Life of Riley sees renowned French director Alain Resnais, who sadly passed away last year, returning for one last time to the work of playwright Alan Ayckbourn. The resulting film shows just how much he was still experimenting in his old age, albeit with unsatisfying results.

Ayckbourn and Resnais’ engage with ideas of artificiality and a self-reflexive playfulness, but their conceits quickly set about consuming the film. They open with an introduction to the film’s setting, which is the UK city of York, and a few of the film’s players, all of whom are currently rehearsing for a play – revealed to be a previous work by Ayckbourn, in fact. All the cast peak French, despite the setting, and wander around on what are very clearly sets, including two-dimensional props and long, hanging sheets of plastic that separate a section from the back of each set.

There’s also an animatronic mole, for reasons that are never entirely clear.

In addition to this, Resnais and cinematographer Dominique Bouilleret have designed many of their shots in a rather matter-of-fact manner, and often frame the action straight on. There is a definite and obvious fourth wall being built by their shot choices. The only exception to this is when the film cuts to a close-up of a character monologuing in front of a green-screened backdrop image of black and white, hand-drawn, cross-hatched illustration.

The transitions between locations also emphasise the artificiality somewhat, with interstitial shots of roads followed by drawings of the locations that we are supposedly about to see. It’s a rich mix of ideas and unusual approaches but it’s hard to see any of them connecting with the material, and none seem to lead to any meaningful end result.

And the story itself is not particularly heady, offering little more than eight main characters fretting about their play and the impending death of George Riley, a character who is never seen but constantly discussed.

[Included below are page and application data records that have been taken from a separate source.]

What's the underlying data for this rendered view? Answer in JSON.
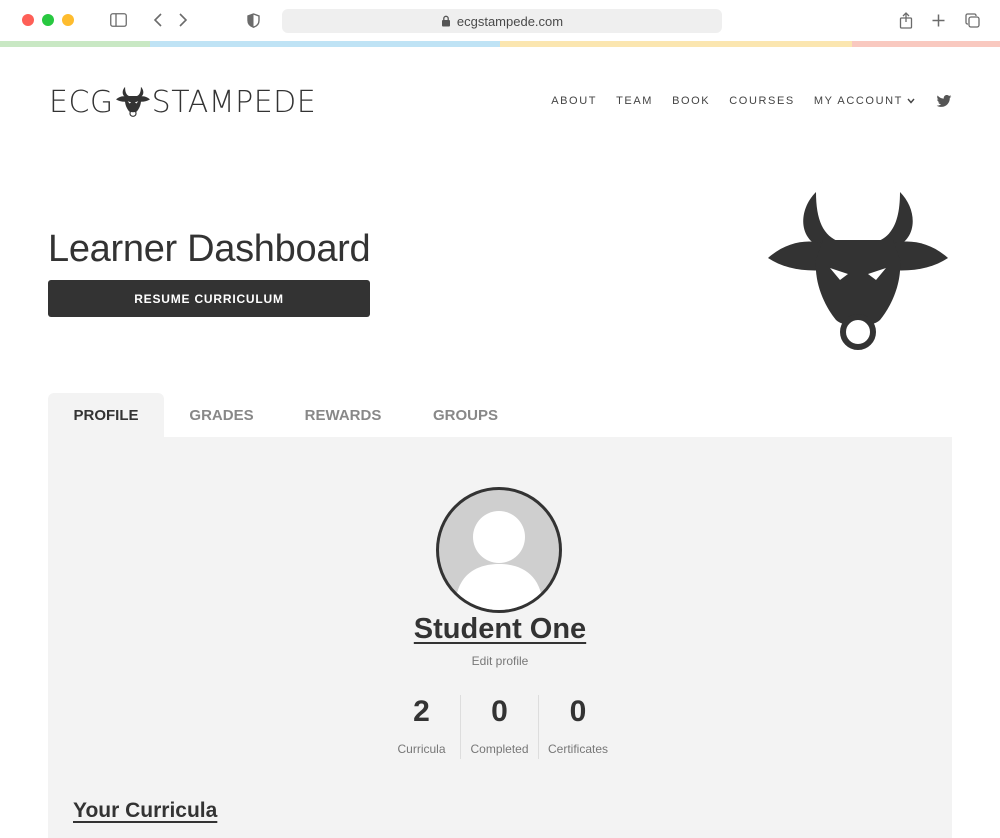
{
  "browser": {
    "url": "ecgstampede.com",
    "strip_colors": [
      "#c9e8c4",
      "#bfe3f5",
      "#fbe6b0",
      "#f9c9c0"
    ]
  },
  "site": {
    "logo_left": "ECG",
    "logo_right": "STAMPEDE",
    "nav": {
      "about": "ABOUT",
      "team": "TEAM",
      "book": "BOOK",
      "courses": "COURSES",
      "my_account": "MY ACCOUNT"
    }
  },
  "dashboard": {
    "title": "Learner Dashboard",
    "resume_label": "RESUME CURRICULUM",
    "tabs": {
      "profile": "PROFILE",
      "grades": "GRADES",
      "rewards": "REWARDS",
      "groups": "GROUPS"
    }
  },
  "profile": {
    "name": "Student One",
    "edit_label": "Edit profile",
    "stats": [
      {
        "value": "2",
        "label": "Curricula"
      },
      {
        "value": "0",
        "label": "Completed"
      },
      {
        "value": "0",
        "label": "Certificates"
      }
    ],
    "curricula_heading": "Your Curricula"
  },
  "colors": {
    "primary_dark": "#333333",
    "panel_bg": "#f3f3f3",
    "muted_text": "#888888"
  }
}
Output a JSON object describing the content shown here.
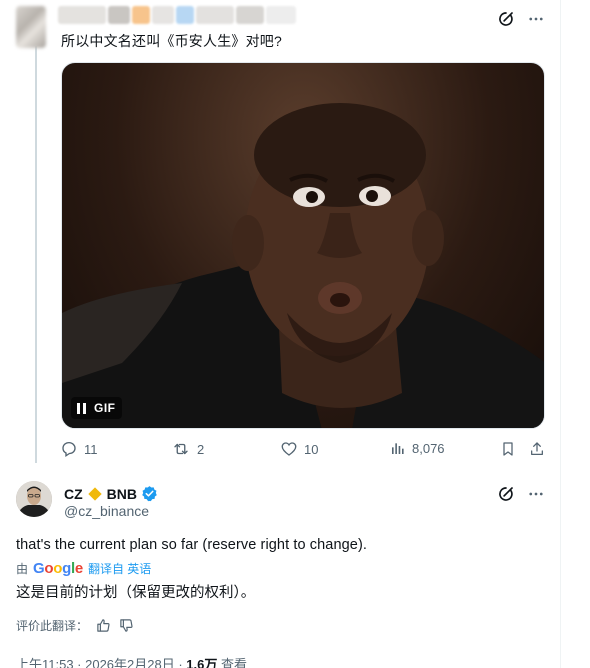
{
  "post1": {
    "text": "所以中文名还叫《币安人生》对吧?",
    "media": {
      "badge": "GIF"
    },
    "actions": {
      "replies": "11",
      "reposts": "2",
      "likes": "10",
      "views": "8,076"
    }
  },
  "post2": {
    "display_name": "CZ",
    "name_suffix": "BNB",
    "handle": "@cz_binance",
    "text": "that's the current plan so far (reserve right to change).",
    "translated_by_prefix": "由",
    "translated_by_brand": "Google",
    "translated_from": "翻译自 英语",
    "translation": "这是目前的计划（保留更改的权利）。",
    "rate_label": "评价此翻译：",
    "time": "上午11:53 · 2026年2月28日 · ",
    "views_count": "1.6万",
    "views_label": " 查看"
  },
  "colors": {
    "accent": "#1d9bf0",
    "muted": "#536471",
    "verified": "#1d9bf0",
    "bnb": "#f0b90b"
  }
}
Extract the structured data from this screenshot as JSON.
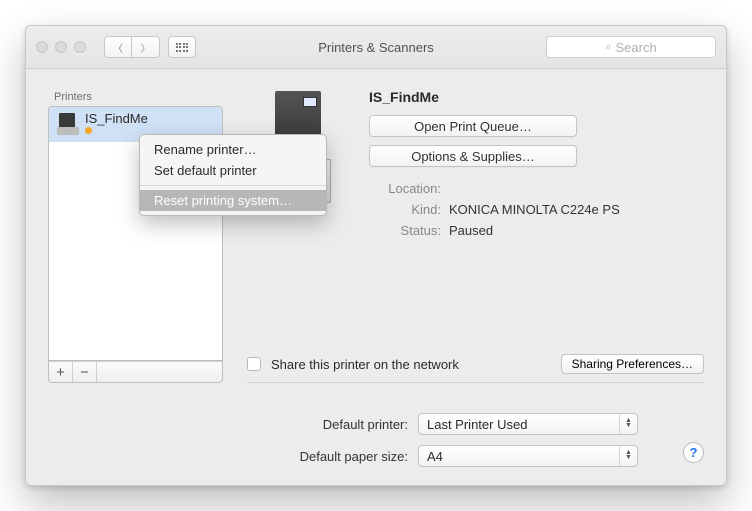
{
  "titlebar": {
    "title": "Printers & Scanners",
    "search_placeholder": "Search"
  },
  "sidebar": {
    "header": "Printers",
    "items": [
      {
        "name": "IS_FindMe",
        "status": ""
      }
    ],
    "add": "+",
    "remove": "−"
  },
  "context_menu": {
    "rename": "Rename printer…",
    "set_default": "Set default printer",
    "reset": "Reset printing system…"
  },
  "detail": {
    "name": "IS_FindMe",
    "open_queue": "Open Print Queue…",
    "options": "Options & Supplies…",
    "location_label": "Location:",
    "location_value": "",
    "kind_label": "Kind:",
    "kind_value": "KONICA MINOLTA C224e PS",
    "status_label": "Status:",
    "status_value": "Paused",
    "share_label": "Share this printer on the network",
    "sharing_prefs": "Sharing Preferences…"
  },
  "bottom": {
    "default_printer_label": "Default printer:",
    "default_printer_value": "Last Printer Used",
    "paper_size_label": "Default paper size:",
    "paper_size_value": "A4"
  },
  "help": "?"
}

Their conversations, squabbles and revelations lack dramatic weight, which would seem to confirm that Resnais was shooting for comedy, but when it comes to actually eliciting laughs, Life of Riley comes up lacking.

There is perhaps some wicked amusement to be had from some of the film’s final moments, and the story does finally get around to at least paying lip service to it’s central idea that ‘life is not a rehearsal,’ but it comes far too late.

This all appears to have been motivated by a great deal of self-reflection, but Resnais or Ayckbourn have unfortunately failed to make their navels look at all attractive to us in the audience.

Life of Riley is playing in UK cinemas now.